**Task objective**. With the images removed, return every line below exactly as it reads.

[Start of section]

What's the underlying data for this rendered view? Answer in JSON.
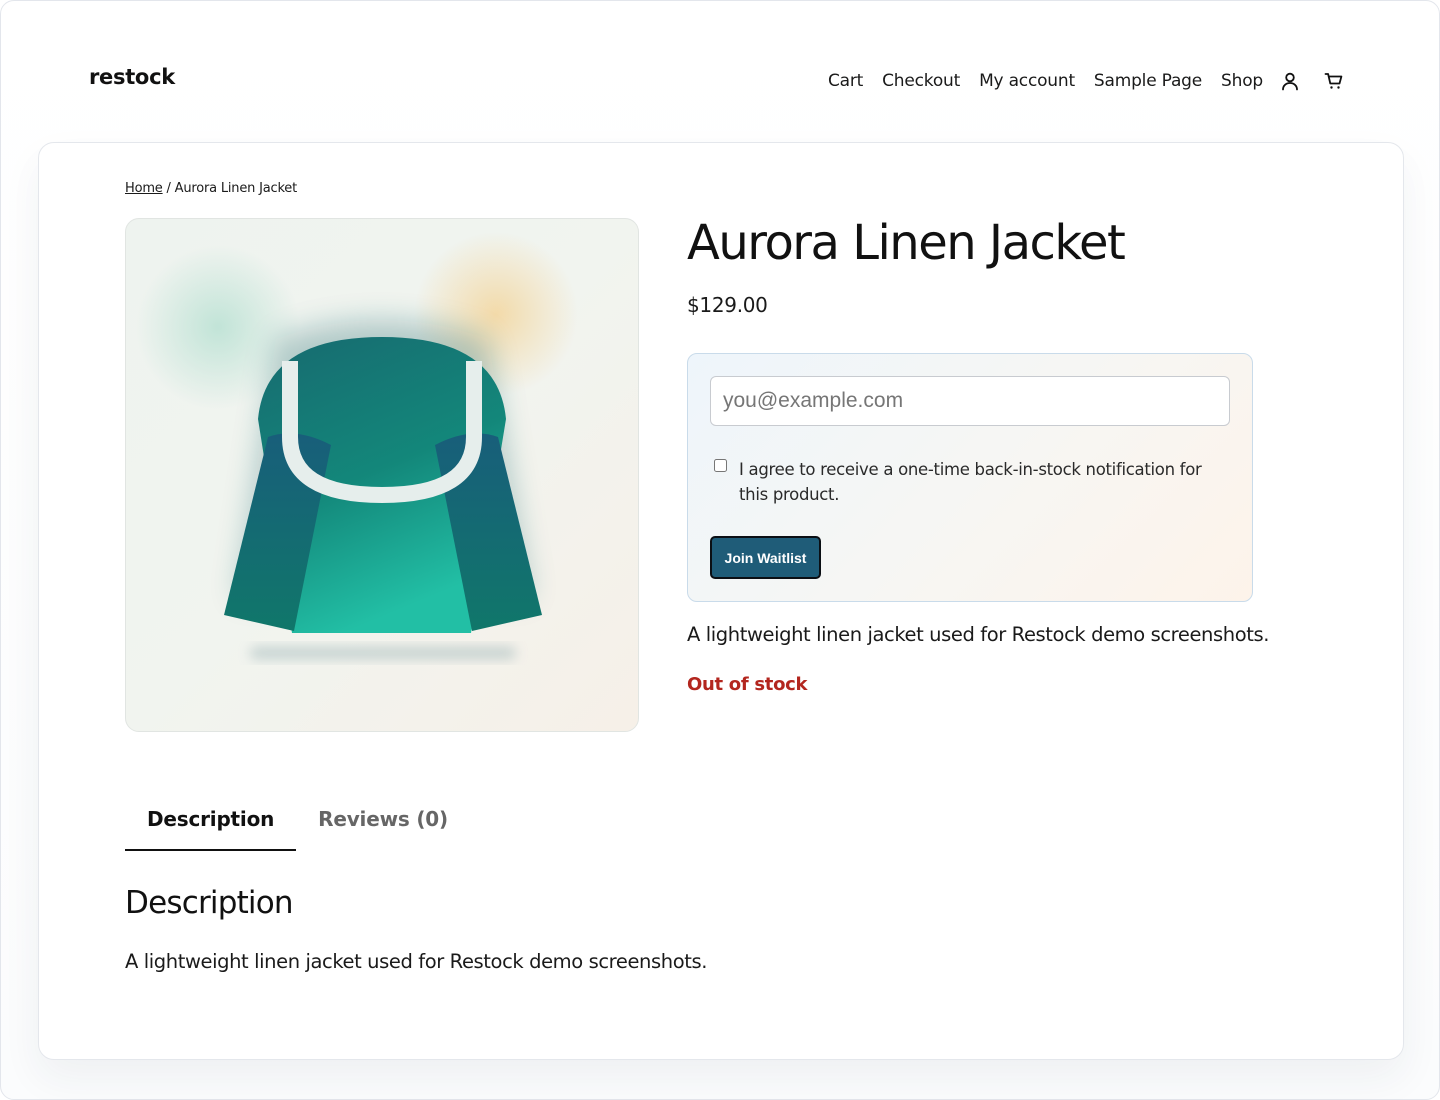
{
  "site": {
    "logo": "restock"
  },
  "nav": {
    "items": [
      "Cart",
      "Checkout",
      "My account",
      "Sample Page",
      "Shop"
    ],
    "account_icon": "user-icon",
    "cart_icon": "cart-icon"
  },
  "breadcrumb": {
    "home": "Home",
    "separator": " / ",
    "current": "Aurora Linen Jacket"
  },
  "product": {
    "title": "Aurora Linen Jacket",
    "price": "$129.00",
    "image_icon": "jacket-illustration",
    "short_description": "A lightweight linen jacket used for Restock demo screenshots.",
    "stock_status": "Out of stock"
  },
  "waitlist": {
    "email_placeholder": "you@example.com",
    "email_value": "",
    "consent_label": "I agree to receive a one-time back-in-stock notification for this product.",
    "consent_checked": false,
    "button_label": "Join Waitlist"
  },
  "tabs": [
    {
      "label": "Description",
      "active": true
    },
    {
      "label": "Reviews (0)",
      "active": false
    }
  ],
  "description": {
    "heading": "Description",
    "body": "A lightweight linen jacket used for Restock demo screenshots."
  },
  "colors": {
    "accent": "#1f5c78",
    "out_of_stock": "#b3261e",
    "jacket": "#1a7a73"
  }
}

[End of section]

**Written reply**.
What's the underlying data for this rendered view? Answer in JSON.
{
  "site": {
    "logo": "restock"
  },
  "nav": {
    "items": [
      "Cart",
      "Checkout",
      "My account",
      "Sample Page",
      "Shop"
    ],
    "account_icon": "user-icon",
    "cart_icon": "cart-icon"
  },
  "breadcrumb": {
    "home": "Home",
    "separator": " / ",
    "current": "Aurora Linen Jacket"
  },
  "product": {
    "title": "Aurora Linen Jacket",
    "price": "$129.00",
    "image_icon": "jacket-illustration",
    "short_description": "A lightweight linen jacket used for Restock demo screenshots.",
    "stock_status": "Out of stock"
  },
  "waitlist": {
    "email_placeholder": "you@example.com",
    "email_value": "",
    "consent_label": "I agree to receive a one-time back-in-stock notification for this product.",
    "consent_checked": false,
    "button_label": "Join Waitlist"
  },
  "tabs": [
    {
      "label": "Description",
      "active": true
    },
    {
      "label": "Reviews (0)",
      "active": false
    }
  ],
  "description": {
    "heading": "Description",
    "body": "A lightweight linen jacket used for Restock demo screenshots."
  },
  "colors": {
    "accent": "#1f5c78",
    "out_of_stock": "#b3261e",
    "jacket": "#1a7a73"
  }
}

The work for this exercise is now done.